[whatwg] HTML 5 : Misconceptions Documented

On Mon, Nov 10, 2008 at 12:56 PM, Ian Hickson <ian at hixie.ch> wrote:
> On Thu, 14 Aug 2008, Garrett Smith wrote:
>> There is no note in the WF 2.0 specification, nor the HTML 4.01, nor the
>> HTML DOM specifications that an element should not be named "submit" or
>> "action" to avoid such consequences. Was this considered?
> I don't think we want to limit these names, since this would be an
> unbounded set of names that made older documents non-conforming as the
> language evolved.
>> What is the decision for advocating the coding practice of
>> form-as-collection?
> It's convenient.

It is an ill-advised practice that has been known to be a source of problems.


>> What is the rationale for standardizing it?
> Browsers support it.

They don't really do a very good job of supporting it in a way that is
reliably useful.

We can see that if a control is name "item", for example, the form
will, in Opera, end up with an item key that ends up in the loop

<html lang="en">
   <title>length twice</title>
<form action="javascript:;" id="form1">
        <input name="length" type="text"/>
<script type="text/javascript">
var f = document.forms[0].elements, a=[];
for(p in f) {
   a.push('"'+p+'" : ' + f[p]);


"0" : [object HTMLInputElement],
"length" : [object HTMLInputElement],
"length" : [object HTMLInputElement],
"item" : function item() { [native code] },
"namedItem" : function namedItem() { [native code] },
"tags" : function tags() { [native code] }

We can also see that there is a memory leak created in Firefox and
Webkit when accessing form controls directly off the form.

It is advisable to not use form as a collection.

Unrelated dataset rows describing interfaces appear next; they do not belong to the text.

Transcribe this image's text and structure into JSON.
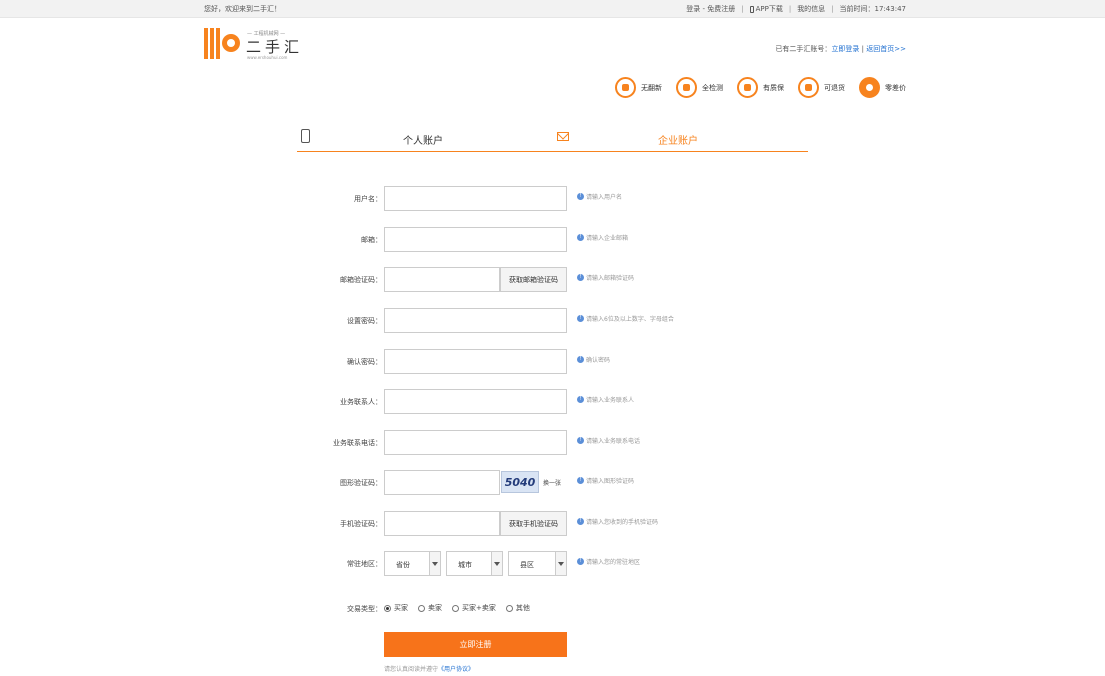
{
  "topbar": {
    "greeting": "您好，欢迎来到二手汇！",
    "login": "登录",
    "register": "免费注册",
    "app_download": "APP下载",
    "my_info": "我的信息",
    "time_label": "当前时间：17:43:47"
  },
  "logo": {
    "tagline": "— 工程机械网 —",
    "name": "二手汇",
    "url": "www.ershouhui.com"
  },
  "header": {
    "have_account": "已有二手汇账号：",
    "login_now": "立即登录",
    "separator": "|",
    "back_home": "返回首页>>"
  },
  "features": [
    {
      "label": "无翻新",
      "icon": "tools-icon"
    },
    {
      "label": "全检测",
      "icon": "inspect-icon"
    },
    {
      "label": "有质保",
      "icon": "warranty-icon"
    },
    {
      "label": "可退货",
      "icon": "return-icon"
    },
    {
      "label": "零差价",
      "icon": "money-bag-icon"
    }
  ],
  "tabs": {
    "personal": "个人账户",
    "business": "企业账户",
    "active": "business"
  },
  "form": {
    "username": {
      "label": "用户名：",
      "hint": "请输入用户名"
    },
    "email": {
      "label": "邮箱：",
      "hint": "请输入企业邮箱"
    },
    "email_code": {
      "label": "邮箱验证码：",
      "button": "获取邮箱验证码",
      "hint": "请输入邮箱验证码"
    },
    "password": {
      "label": "设置密码：",
      "hint": "请输入6位及以上数字、字母组合"
    },
    "confirm_password": {
      "label": "确认密码：",
      "hint": "确认密码"
    },
    "contact": {
      "label": "业务联系人：",
      "hint": "请输入业务联系人"
    },
    "contact_phone": {
      "label": "业务联系电话：",
      "hint": "请输入业务联系电话"
    },
    "captcha": {
      "label": "图形验证码：",
      "code": "5040",
      "change": "换一张",
      "hint": "请输入图形验证码"
    },
    "sms_code": {
      "label": "手机验证码：",
      "button": "获取手机验证码",
      "hint": "请输入您收到的手机验证码"
    },
    "region": {
      "label": "常驻地区：",
      "province": "省份",
      "city": "城市",
      "district": "县区",
      "hint": "请输入您的常驻地区"
    },
    "trade_type": {
      "label": "交易类型：",
      "options": [
        "买家",
        "卖家",
        "买家+卖家",
        "其他"
      ],
      "selected": "买家"
    },
    "submit": "立即注册",
    "agree_text": "请您认真阅读并遵守",
    "agreement_link": "《用户协议》"
  },
  "colors": {
    "accent": "#f7831e",
    "link": "#1f6fd0",
    "info": "#5b8fd8"
  }
}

It provides no added
convenience. It provides safety. Also, it is defined.

If WF 2.0 is going to define form to be a collection, it should do so
in a way that is clear an unambiguous. One way to do this would be to
clearly define the collection type, e.g. "The HTMLFormElement extends
the HTMLFormControls collection". However, it should be the case that
this is true in the majority of desktop browsers. Currently, it is
not; accessing controls directly from the form works a little

WF 2.0 should also define conflict resolution between properties of
the form (which may be readonly) and getters, which may be present ont
the form's prototype chain (this is legal and implementation

>> The implied expectation of the specification is that the values for
>> form.action and form.submit will be replaced by elements of the
>> corresponding name. It could be expected that an element named "length"
>> or "tagName" would create a "length" property on the form, except for
>> the fact that form.length is defined as readonly[1] in another
>> specification. What should happen in that case? Can a readonly property
>> be replaced? What is the suggested approach for submitting to an API
>> that requires a parameter named "submit" or "action"?
> WebIDL will define these cases.

It seems that your Web Forms API specification has already done so:

- and we can witness yet again an early adoption in Webkit.


Safari 2 result:
FAIL: The following 80 form properties should have been an INPUT element:

Safari 3 result:
PASS - All Form Properties Replaced by an Element

We can clearly see that Safari 3 is more compliant to the API than
Safari 2, and without any WEB IDL to describe what should happen when
replacing readonly properties or setting value to a property that has
a getter in the prototype chain.

It would be a good idea to not use examples which directly access
controls off the form in non-standard fashion. I also recommend that
the relevant sections of Web Forms 2.0 be removed. At the very least,
the relevant sections should be amended with a note describing that
the problem has not yet been resolved.

Also, you should change "elements array" so that it is not called an
array. Calling the elements collection an array will only add to the


> --
> Ian Hickson               U+1047E                )\._.,--....,'``.    fL
> http://ln.hixie.ch/       U+263A                /,   _.. \   _\  ;`._ ,.
> Things that are impossible just take longer.   `._.-(,_..'--(,_..'`-.;.'

Received on Sunday, 23 November 2008 16:15:33 UTC